New Media in Old Bottles? Barron’s Contextual First Amendment and Copyright in the Digital Age
In his seminal 1967 article, Access to the Press—A New First Amendment Right, Jerome Barron argued that speakers have a meaningful opportunity to convey their message only if given access to the mass media. Yet forty years later, the Internet features a bountiful, vibrant stew of individual expression, peer discussion, social networks, political organization, cultural commentary, and user-generated art. Given this emergence of Internet speech, Barron’s call for a robust, egalitarian First Amendment may well be best met today not by a right of access to the mass media, but by meaningful opportunities to bypass the mass media. Our interest in rigorous debate among diverse and antagonistic voices might be best served not by requiring media giants to act as quasi-common carriers, but by insuring that peer communication, user-generated content, and new media will continue to level the playing field. The free speech concern is not so much that commercial mass media fail to air unorthodox views—the Internet after all is chockfull of dissident voices—but rather that media and telecommunication conglomerates might successfully bring the Internet to heel, drive out new media, and subject digital communication to their proprietary control.
Hence, to a large extent, the fulcrum of ensuring real opportunities for expressive diversity has moved from calls for speakers’ right of access to broadcast and print media to issues involving network neutrality and copyright. The bulk of scholarly and activist attention (among those who sympathize with Barron’s proactively egalitarian vision of the First Amendment) has moved from how to regulate mass media to promote expressive diversity to how to ensure that individual speakers and new media have access to the conduits of digital communication and are able to build upon and disseminate the salient images, sounds, and texts that make effective communication and self-expression possible.

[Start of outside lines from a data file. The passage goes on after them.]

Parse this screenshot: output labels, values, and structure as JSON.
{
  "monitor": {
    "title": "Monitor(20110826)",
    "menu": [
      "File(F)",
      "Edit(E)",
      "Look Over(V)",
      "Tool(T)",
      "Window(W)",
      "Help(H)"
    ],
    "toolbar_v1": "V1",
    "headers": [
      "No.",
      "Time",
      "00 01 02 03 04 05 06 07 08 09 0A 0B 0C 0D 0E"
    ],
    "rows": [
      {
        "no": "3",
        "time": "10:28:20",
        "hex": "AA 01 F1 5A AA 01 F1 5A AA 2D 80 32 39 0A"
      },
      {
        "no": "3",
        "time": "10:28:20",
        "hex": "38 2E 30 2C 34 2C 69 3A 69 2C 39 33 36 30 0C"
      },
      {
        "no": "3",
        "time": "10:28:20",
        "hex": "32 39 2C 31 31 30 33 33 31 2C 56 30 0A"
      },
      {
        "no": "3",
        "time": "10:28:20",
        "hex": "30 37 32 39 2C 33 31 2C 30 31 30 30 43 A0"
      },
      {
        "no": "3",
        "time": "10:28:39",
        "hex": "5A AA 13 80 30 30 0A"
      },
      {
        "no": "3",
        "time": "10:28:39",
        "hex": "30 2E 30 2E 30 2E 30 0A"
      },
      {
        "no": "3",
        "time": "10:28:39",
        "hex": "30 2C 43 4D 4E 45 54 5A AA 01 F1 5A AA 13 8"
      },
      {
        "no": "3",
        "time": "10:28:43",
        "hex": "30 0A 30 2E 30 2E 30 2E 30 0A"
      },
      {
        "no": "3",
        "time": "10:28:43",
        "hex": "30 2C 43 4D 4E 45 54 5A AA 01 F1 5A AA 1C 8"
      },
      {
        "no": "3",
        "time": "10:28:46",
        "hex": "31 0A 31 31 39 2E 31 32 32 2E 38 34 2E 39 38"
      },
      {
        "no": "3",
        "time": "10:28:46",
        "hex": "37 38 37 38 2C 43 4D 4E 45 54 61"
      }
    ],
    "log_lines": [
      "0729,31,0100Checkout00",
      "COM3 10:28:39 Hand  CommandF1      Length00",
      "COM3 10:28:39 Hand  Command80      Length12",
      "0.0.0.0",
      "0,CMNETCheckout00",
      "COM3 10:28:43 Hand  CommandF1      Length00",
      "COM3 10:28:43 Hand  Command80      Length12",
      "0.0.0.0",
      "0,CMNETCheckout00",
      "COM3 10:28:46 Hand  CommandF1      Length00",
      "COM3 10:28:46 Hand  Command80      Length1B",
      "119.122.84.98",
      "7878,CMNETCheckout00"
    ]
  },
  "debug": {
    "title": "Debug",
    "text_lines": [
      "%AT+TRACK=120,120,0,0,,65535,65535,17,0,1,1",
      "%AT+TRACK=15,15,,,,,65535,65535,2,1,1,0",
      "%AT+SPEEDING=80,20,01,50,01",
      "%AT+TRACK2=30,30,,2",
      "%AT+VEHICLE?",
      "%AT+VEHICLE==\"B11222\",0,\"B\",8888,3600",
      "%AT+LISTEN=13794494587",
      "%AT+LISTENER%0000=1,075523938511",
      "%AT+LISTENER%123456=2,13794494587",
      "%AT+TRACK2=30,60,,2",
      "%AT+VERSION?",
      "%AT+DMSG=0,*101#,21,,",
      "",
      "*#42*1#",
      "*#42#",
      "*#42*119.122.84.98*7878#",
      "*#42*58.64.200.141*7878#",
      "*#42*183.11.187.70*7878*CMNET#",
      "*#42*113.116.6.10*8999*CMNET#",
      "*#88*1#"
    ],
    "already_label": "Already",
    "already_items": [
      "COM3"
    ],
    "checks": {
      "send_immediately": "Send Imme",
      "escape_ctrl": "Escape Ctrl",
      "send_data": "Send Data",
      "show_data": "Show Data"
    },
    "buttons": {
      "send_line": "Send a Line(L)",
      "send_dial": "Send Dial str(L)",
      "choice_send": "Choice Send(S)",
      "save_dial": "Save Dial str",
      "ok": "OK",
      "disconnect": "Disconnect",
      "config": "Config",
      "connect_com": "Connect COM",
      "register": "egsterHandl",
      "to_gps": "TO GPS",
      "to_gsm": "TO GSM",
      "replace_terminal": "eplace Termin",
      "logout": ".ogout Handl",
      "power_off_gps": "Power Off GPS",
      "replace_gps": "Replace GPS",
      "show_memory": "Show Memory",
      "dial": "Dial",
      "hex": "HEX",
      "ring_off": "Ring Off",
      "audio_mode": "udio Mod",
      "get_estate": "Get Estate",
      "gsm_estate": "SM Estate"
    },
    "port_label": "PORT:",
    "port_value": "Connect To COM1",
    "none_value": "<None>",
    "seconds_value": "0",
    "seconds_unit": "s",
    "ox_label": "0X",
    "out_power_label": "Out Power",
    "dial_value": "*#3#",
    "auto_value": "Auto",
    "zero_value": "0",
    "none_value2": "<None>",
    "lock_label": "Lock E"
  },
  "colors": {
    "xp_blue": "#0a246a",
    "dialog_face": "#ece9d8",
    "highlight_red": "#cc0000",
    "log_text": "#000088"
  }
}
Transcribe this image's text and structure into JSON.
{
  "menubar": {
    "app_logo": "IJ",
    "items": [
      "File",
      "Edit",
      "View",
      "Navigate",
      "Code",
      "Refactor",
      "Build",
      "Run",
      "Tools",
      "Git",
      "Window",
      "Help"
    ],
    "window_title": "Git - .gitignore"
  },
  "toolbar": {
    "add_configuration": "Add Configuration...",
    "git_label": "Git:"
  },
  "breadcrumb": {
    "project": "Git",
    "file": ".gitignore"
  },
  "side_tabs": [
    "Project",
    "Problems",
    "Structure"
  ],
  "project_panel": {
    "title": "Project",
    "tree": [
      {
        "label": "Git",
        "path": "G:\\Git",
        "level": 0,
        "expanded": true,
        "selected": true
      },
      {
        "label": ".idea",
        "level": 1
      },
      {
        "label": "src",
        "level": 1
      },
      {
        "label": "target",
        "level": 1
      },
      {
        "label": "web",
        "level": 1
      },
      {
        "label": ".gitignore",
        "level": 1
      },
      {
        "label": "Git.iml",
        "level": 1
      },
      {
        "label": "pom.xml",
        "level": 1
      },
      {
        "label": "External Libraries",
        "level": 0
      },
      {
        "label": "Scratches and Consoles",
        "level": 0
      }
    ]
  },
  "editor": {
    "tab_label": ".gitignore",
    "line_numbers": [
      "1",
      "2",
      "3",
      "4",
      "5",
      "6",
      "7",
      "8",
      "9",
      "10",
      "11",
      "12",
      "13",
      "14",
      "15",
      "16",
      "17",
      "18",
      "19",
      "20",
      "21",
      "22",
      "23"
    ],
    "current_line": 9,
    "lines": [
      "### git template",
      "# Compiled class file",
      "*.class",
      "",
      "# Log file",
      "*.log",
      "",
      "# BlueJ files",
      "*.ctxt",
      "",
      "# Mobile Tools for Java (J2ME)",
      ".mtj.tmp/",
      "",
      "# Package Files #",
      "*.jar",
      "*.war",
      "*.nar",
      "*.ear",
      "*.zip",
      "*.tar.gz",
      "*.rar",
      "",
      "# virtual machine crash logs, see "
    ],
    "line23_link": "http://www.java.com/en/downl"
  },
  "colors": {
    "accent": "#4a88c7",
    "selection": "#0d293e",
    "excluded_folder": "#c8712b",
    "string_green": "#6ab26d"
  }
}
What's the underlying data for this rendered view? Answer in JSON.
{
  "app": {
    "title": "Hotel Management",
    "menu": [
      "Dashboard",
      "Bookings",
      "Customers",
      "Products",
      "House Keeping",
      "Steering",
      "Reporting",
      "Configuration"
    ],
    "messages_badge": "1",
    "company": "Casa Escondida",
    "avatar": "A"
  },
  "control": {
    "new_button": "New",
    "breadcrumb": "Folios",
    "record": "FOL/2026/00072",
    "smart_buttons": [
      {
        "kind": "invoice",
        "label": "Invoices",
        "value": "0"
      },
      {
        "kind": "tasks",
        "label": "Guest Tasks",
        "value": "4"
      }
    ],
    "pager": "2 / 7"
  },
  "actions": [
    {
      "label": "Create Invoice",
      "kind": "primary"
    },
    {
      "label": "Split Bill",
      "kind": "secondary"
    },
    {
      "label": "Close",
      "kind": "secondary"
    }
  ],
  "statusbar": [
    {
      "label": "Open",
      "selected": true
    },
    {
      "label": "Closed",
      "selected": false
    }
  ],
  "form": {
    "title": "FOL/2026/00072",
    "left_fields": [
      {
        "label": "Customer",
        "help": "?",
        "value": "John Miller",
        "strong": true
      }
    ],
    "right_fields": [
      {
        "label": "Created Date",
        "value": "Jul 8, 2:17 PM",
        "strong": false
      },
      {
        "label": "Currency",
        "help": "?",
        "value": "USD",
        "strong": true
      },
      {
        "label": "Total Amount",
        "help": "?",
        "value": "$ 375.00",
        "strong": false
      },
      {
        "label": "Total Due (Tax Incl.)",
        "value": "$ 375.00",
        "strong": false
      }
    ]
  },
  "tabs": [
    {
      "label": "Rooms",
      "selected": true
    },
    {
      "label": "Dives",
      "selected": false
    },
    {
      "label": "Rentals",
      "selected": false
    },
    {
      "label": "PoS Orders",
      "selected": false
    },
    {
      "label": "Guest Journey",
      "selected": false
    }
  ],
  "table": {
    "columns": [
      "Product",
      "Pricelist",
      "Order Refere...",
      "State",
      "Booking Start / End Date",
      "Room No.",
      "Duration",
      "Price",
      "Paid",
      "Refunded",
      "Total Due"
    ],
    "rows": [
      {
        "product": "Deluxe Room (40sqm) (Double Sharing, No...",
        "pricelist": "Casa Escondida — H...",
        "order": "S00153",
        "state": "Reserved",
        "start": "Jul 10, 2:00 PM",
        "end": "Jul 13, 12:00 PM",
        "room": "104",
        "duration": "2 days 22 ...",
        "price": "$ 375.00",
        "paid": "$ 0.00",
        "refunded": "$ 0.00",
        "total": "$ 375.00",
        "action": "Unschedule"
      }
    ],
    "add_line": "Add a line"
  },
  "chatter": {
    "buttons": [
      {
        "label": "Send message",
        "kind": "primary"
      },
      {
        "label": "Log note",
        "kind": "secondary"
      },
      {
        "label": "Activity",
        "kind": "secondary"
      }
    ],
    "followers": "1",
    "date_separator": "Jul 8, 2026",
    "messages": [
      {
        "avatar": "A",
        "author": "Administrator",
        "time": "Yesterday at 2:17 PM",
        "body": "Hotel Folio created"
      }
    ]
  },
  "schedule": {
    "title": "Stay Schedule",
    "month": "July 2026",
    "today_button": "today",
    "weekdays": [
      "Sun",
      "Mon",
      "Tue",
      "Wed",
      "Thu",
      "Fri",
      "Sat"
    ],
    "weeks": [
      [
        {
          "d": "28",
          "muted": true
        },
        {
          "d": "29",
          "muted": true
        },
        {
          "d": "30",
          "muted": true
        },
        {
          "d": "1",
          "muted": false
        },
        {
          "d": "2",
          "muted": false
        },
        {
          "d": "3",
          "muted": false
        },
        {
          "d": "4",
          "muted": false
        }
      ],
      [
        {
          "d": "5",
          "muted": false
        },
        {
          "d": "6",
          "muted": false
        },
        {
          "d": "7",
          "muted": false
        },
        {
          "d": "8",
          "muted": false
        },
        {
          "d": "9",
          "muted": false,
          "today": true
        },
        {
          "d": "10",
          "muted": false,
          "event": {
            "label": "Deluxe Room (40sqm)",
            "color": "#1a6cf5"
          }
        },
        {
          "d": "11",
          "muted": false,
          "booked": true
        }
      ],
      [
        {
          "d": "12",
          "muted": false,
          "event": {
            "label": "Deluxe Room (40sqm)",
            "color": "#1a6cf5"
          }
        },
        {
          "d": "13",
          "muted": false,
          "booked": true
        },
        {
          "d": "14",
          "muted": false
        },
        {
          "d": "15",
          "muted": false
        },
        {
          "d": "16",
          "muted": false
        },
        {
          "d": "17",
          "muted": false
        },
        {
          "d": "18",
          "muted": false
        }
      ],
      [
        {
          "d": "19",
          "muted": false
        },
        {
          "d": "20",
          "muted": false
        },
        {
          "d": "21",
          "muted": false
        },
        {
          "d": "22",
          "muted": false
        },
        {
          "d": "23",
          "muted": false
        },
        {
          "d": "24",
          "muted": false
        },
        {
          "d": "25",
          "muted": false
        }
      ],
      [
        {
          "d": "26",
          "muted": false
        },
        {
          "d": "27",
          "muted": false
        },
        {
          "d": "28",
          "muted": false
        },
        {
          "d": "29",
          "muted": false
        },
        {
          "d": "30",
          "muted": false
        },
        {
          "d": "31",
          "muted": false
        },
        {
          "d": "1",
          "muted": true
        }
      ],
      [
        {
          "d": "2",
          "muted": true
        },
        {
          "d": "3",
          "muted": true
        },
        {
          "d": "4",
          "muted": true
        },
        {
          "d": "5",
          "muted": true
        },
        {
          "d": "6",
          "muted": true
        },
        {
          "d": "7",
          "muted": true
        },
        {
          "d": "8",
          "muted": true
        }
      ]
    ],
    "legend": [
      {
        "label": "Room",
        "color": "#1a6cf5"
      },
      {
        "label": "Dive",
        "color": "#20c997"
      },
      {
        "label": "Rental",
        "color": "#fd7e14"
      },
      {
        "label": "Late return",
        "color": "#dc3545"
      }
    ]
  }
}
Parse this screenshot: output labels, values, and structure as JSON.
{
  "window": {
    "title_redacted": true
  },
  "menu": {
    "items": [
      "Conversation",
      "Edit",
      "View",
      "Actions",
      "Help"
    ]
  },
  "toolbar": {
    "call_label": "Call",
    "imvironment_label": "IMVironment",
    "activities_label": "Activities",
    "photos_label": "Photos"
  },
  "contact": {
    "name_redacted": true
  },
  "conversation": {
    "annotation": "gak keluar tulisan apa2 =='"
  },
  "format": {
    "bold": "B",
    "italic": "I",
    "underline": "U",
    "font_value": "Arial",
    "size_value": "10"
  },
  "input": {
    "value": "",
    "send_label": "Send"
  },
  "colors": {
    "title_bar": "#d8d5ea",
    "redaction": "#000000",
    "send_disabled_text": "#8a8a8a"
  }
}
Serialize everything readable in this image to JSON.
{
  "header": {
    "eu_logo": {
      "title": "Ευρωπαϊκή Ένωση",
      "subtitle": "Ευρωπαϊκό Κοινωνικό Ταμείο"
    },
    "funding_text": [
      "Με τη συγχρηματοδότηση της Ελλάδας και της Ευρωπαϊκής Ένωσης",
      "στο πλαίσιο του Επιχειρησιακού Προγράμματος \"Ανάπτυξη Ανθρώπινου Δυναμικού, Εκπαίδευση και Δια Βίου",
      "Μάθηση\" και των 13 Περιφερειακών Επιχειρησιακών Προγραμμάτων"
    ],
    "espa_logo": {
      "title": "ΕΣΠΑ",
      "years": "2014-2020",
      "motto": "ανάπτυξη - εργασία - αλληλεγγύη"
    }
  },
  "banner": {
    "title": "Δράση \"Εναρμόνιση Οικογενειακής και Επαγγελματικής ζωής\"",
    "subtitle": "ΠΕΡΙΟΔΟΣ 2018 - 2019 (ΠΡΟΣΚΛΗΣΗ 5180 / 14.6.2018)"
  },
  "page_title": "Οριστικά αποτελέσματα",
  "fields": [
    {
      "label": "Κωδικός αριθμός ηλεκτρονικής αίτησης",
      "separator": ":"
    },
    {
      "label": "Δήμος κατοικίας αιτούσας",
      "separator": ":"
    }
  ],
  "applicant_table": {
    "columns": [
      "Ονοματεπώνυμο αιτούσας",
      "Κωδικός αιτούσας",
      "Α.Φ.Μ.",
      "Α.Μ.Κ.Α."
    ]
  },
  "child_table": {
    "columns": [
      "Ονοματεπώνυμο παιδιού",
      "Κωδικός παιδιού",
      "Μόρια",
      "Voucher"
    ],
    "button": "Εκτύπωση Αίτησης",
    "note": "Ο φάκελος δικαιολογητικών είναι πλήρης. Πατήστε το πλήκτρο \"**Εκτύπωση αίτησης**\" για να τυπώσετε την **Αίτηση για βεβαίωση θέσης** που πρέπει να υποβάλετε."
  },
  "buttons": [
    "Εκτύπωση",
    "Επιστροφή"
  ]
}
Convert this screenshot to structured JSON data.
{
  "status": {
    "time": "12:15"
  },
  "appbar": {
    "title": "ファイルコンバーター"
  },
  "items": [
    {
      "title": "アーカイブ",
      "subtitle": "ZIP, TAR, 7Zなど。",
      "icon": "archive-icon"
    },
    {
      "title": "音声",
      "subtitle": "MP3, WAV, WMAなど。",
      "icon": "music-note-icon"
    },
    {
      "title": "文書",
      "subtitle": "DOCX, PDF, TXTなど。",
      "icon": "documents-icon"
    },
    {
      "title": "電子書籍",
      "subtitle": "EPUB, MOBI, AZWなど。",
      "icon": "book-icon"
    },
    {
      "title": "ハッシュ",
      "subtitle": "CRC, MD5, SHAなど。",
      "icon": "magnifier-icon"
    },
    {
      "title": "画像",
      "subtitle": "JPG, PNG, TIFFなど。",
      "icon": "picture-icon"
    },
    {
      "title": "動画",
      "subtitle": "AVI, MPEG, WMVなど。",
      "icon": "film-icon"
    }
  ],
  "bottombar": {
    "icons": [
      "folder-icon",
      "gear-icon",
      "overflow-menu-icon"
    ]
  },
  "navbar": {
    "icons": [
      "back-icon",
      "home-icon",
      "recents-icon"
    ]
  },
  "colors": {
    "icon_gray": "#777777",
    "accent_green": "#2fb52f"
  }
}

This Article focuses on one part of that equation: copyright and its role in shaping public discourse in the digital arena. It focuses in particular on (1) incumbent mass media’s untoward use of copyright as a vertical restraint to stifle the new media that provides platforms for peer speech, (2) copyright’s continuing part in underwriting traditional media, a salutary function that stands in some tension with the media’s use of copyright to suppress new media competition, and (3) copyright’s potential for enabling powerful new media, like Google, to threaten expressive diversity in the digital age in much the same way that incumbent media has overwhelmingly dominated public discourse in the print and broadcast era.